It’s not that Dr. Singh argues with the conditions that have been prioritized — in fact, he says they make sense — but he also says it’s clear that until women’s health is similarly prioritized, the backlog will continue.

And the competition for resources isn’t only external. Within obstetrics and gynecology, obstetrics has always received a lot of attention — after all, delivering babies is a big thing. “The care has been centred around women who are pregnant,” Dr. Singh says. “So the focus on gynecologic issues has been minimized.”

Gaslighting / dismissal

Combine the above points and what you get is a clear message from society and the healthcare system that there are bigger issues, more important things to tackle, and even if women do seek help, there likely won’t be any available to them. Dr. Singh hears this directly from his patients: “A common thing I hear is ‘my problems probably aren’t important compared to everybody else’s problems.’”

Treatment innovations

You might wonder, is there any good news? Of course there is. The name of Dr. Singh’s clinic says so much: the Ottawa Minimally Invasive Gynecology Group. Gynecologists like Dr. Singh and his colleagues know better and do better than in our mothers’ or grandmothers’ days when, too often, the automatic “solution” was a hysterectomy — usually one which removed the uterus and ovaries, castrating women, and throwing them into early menopause.

Read about: My endometriosis journey: learning I can only manage the pain, not eliminate it

“We’ve come so far in understanding how to manage endometriosis, uterine fibroids beyond the hysterectomy,” Dr. Singh says. “Over the last 20 years, it’s been my career focus to bring to Canada advanced techniques to provide minimally invasive options, whether they be medications or surgery.”

Specifically, women today can benefit from:

  • Improved diagnostic tools (e.g. advanced ultrasound, MRI), which lead to more accurate treatment targeting.
  • Minimally invasive surgical techniques (laparoscopy, hysteroscopy), which are more precise, cause less trauma, and lead to quicker recovery times, less pain, reduced risk of infection, and less scarring.
  • Non-surgical treatments — many women can avoid surgery by taking advantage of pharmaceutical / hormonal treatments.
  • Patient-centred care, which respects patient preferences and considers women’s future plans and desires around fertility and other issues.

However, to enjoy these benefits, patients have to be able to access them. “The problem is, those advances don’t connect with what our healthcare system can provide,” Dr. Singh says. “If you had to do a graphic, you would make a wall and you’d say, the hope is all there and draw a crack into this wall, which is called the Canadian healthcare system.
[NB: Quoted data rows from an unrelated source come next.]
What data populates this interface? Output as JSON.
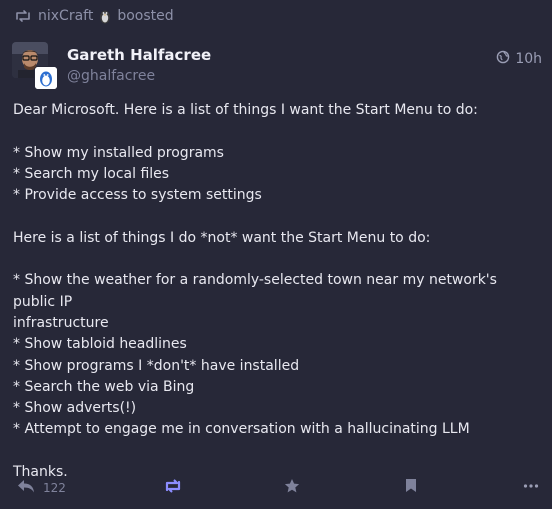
{
  "boost": {
    "account": "nixCraft",
    "label": "boosted"
  },
  "author": {
    "display_name": "Gareth Halfacree",
    "handle": "@ghalfacree"
  },
  "timestamp": "10h",
  "content": {
    "lines": [
      "Dear Microsoft. Here is a list of things I want the Start Menu to do:",
      "",
      "* Show my installed programs",
      "* Search my local files",
      "* Provide access to system settings",
      "",
      "Here is a list of things I do *not* want the Start Menu to do:",
      "",
      "* Show the weather for a randomly-selected town near my network's public IP",
      "infrastructure",
      "* Show tabloid headlines",
      "* Show programs I *don't* have installed",
      "* Search the web via Bing",
      "* Show adverts(!)",
      "* Attempt to engage me in conversation with a hallucinating LLM",
      "",
      "Thanks."
    ]
  },
  "actions": {
    "reply_count": "122"
  },
  "colors": {
    "background": "#272838",
    "boosted_accent": "#8c8dff",
    "muted": "#7f829b"
  }
}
And on the top a few people crawling over and finally getting better, but the tsunami of patients that are hitting the wall is too big to overcome.”
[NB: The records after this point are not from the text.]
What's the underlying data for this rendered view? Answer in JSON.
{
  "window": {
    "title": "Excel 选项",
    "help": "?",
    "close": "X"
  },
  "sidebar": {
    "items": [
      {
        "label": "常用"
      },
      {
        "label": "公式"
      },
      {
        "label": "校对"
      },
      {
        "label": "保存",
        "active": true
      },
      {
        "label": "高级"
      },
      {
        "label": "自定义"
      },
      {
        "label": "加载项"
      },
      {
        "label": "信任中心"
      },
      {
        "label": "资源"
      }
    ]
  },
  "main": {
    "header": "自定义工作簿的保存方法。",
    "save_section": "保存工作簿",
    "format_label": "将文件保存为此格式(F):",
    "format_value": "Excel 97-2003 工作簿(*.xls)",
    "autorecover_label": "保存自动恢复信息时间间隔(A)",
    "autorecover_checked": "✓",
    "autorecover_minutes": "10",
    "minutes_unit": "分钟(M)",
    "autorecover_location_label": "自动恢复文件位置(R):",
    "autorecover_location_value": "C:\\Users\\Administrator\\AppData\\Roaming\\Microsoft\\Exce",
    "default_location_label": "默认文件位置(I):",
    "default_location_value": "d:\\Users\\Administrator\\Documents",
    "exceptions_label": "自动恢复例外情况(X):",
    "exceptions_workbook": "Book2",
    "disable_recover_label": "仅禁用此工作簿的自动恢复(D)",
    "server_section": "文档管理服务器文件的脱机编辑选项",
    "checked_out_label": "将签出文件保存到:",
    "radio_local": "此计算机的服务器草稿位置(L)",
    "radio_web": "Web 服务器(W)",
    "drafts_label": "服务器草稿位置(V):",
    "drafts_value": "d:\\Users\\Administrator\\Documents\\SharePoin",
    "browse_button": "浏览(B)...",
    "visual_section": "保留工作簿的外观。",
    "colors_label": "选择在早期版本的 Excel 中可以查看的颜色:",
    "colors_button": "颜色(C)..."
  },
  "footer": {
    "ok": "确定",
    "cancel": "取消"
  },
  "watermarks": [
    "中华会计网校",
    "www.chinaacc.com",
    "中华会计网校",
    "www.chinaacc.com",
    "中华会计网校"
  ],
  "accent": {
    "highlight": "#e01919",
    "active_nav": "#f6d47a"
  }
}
Advocacy for change

Things can change, and Dr. Singh and his colleagues are working to make sure things do change. What that means is, in addition to their heavy research, practical, and mentorship workloads, they’re also serving as advocates — speaking up on behalf of the women not getting the care they deserve. “I’ve been told many times that I’m focused too much on this issue,” he says. “But how do I apologize for caring too much about women’s pain, bleeding, and all these issues that are under-serviced?
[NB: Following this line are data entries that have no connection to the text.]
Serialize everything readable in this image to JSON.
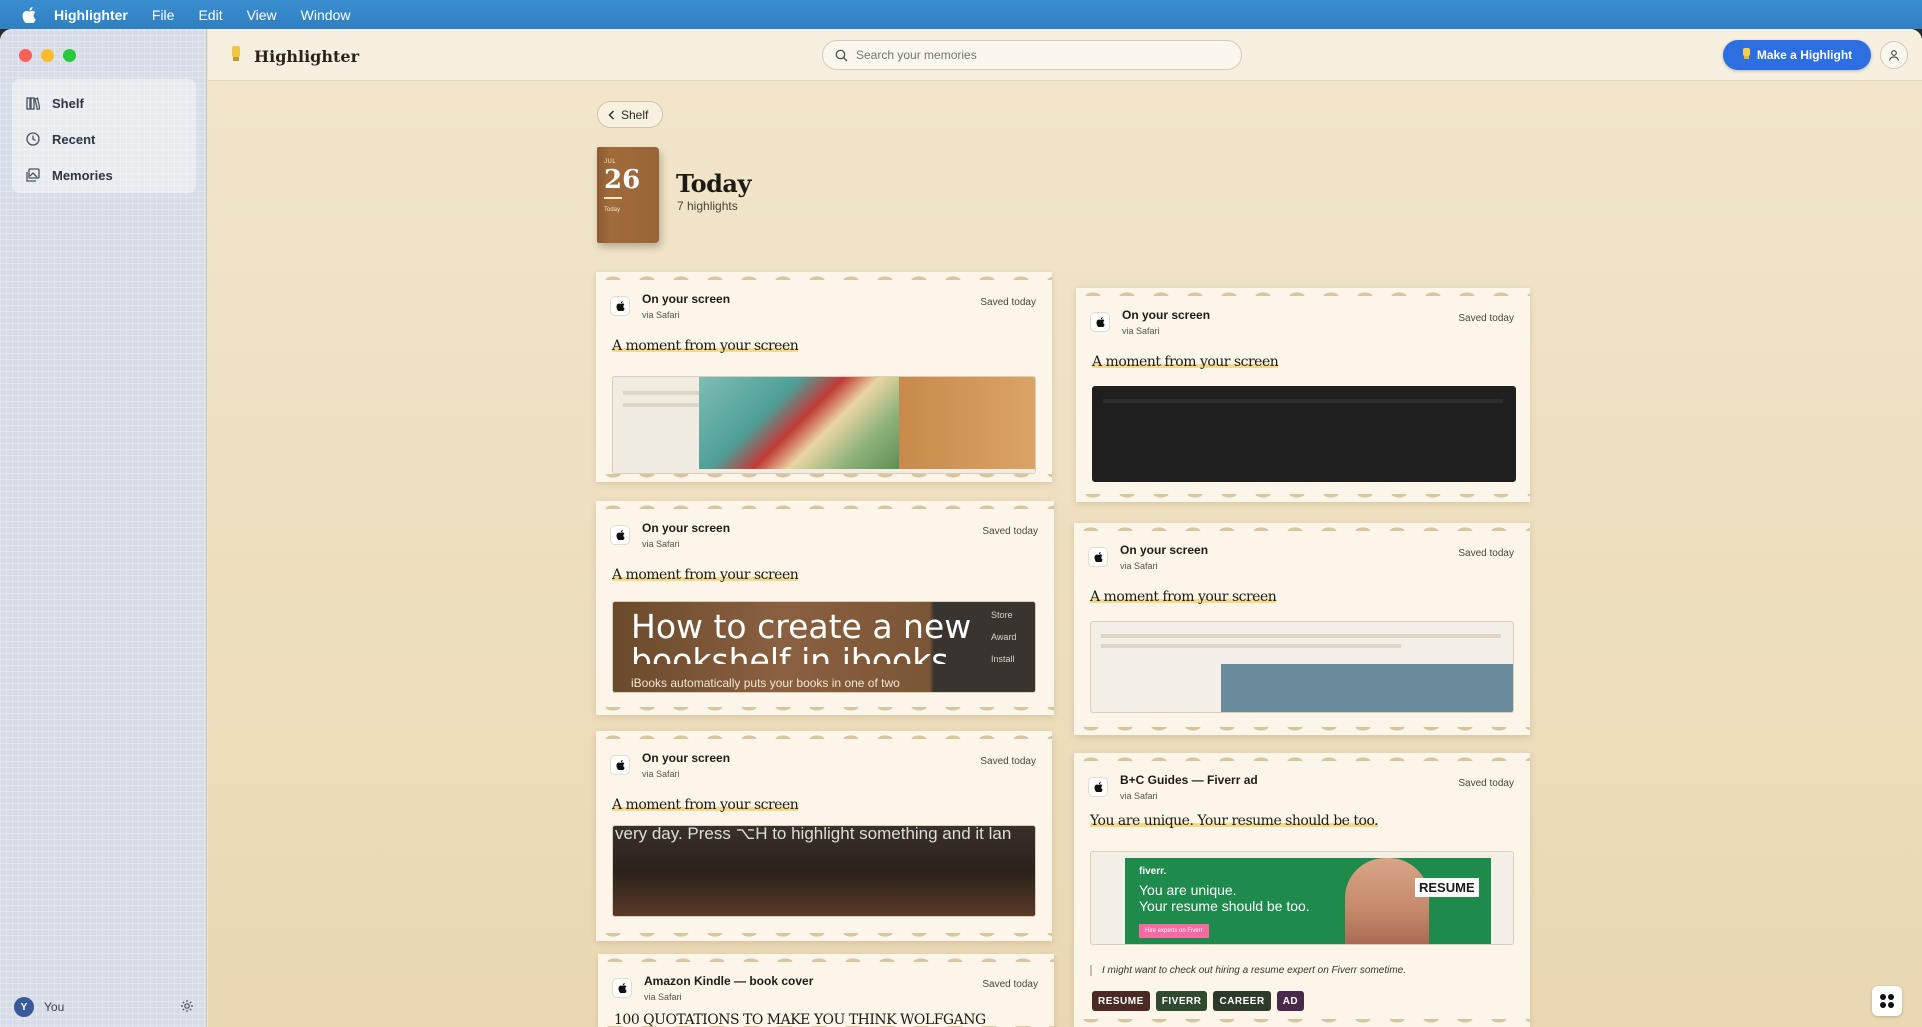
{
  "menubar": {
    "app": "Highlighter",
    "items": [
      "File",
      "Edit",
      "View",
      "Window"
    ]
  },
  "sidebar": {
    "items": [
      {
        "label": "Shelf",
        "icon": "books-icon"
      },
      {
        "label": "Recent",
        "icon": "clock-icon"
      },
      {
        "label": "Memories",
        "icon": "photos-icon"
      }
    ],
    "user": {
      "initial": "Y",
      "name": "You"
    }
  },
  "topbar": {
    "brand": "Highlighter",
    "search_placeholder": "Search your memories",
    "cta_label": "Make a Highlight"
  },
  "page": {
    "back_label": "Shelf",
    "calendar": {
      "month": "JUL",
      "day": "26",
      "label": "Today"
    },
    "title": "Today",
    "count": "7 highlights"
  },
  "cards": [
    {
      "source": "On your screen",
      "via": "via Safari",
      "saved": "Saved today",
      "title": "A moment from your screen"
    },
    {
      "source": "On your screen",
      "via": "via Safari",
      "saved": "Saved today",
      "title": "A moment from your screen",
      "shot_text": {
        "big": "How to create a new bookshelf in ibooks o...",
        "small": "iBooks automatically puts your books in one of two",
        "side": [
          "Store",
          "Award",
          "Install"
        ]
      }
    },
    {
      "source": "On your screen",
      "via": "via Safari",
      "saved": "Saved today",
      "title": "A moment from your screen",
      "shot_text": {
        "big": "very day. Press ⌥H to highlight something and it lan"
      }
    },
    {
      "source": "Amazon Kindle — book cover",
      "via": "via Safari",
      "saved": "Saved today",
      "title": "100 QUOTATIONS TO MAKE YOU THINK WOLFGANG"
    },
    {
      "source": "On your screen",
      "via": "via Safari",
      "saved": "Saved today",
      "title": "A moment from your screen"
    },
    {
      "source": "On your screen",
      "via": "via Safari",
      "saved": "Saved today",
      "title": "A moment from your screen"
    },
    {
      "source": "B+C Guides — Fiverr ad",
      "via": "via Safari",
      "saved": "Saved today",
      "title": "You are unique. Your resume should be too.",
      "ad": {
        "brand": "fiverr.",
        "line1": "You are unique.",
        "line2": "Your resume should be too.",
        "button": "Hire experts on Fiverr",
        "side": "RESUME"
      },
      "note": "I might want to check out hiring a resume expert on Fiverr sometime.",
      "tags": [
        {
          "label": "RESUME",
          "color": "#4a2a22"
        },
        {
          "label": "FIVERR",
          "color": "#2f4a2e"
        },
        {
          "label": "CAREER",
          "color": "#2e3a2c"
        },
        {
          "label": "AD",
          "color": "#4a2a4a"
        }
      ]
    }
  ],
  "colors": {
    "accent": "#2d6fe0",
    "highlight": "#f3d98a",
    "card": "#fbf6e9"
  }
}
“I think it’s our responsibility to be loud — talk about it. Within my career, in my lifetime, I feel we have made a huge number of strides — patient by patient and innovation by innovation. Patients can go home the same day after surgery, they don’t even have to have a general anaesthetic — this can change their whole quality of life. But I know that’s just the tip of the iceberg, because now we need to translate it to every community, to help with access for every person in need. And not waiting two to three years.”

Please sign up for our newsletter, and check back to the website often so you don’t miss the remaining stories in our women’s healthcare series with Dr. Singh.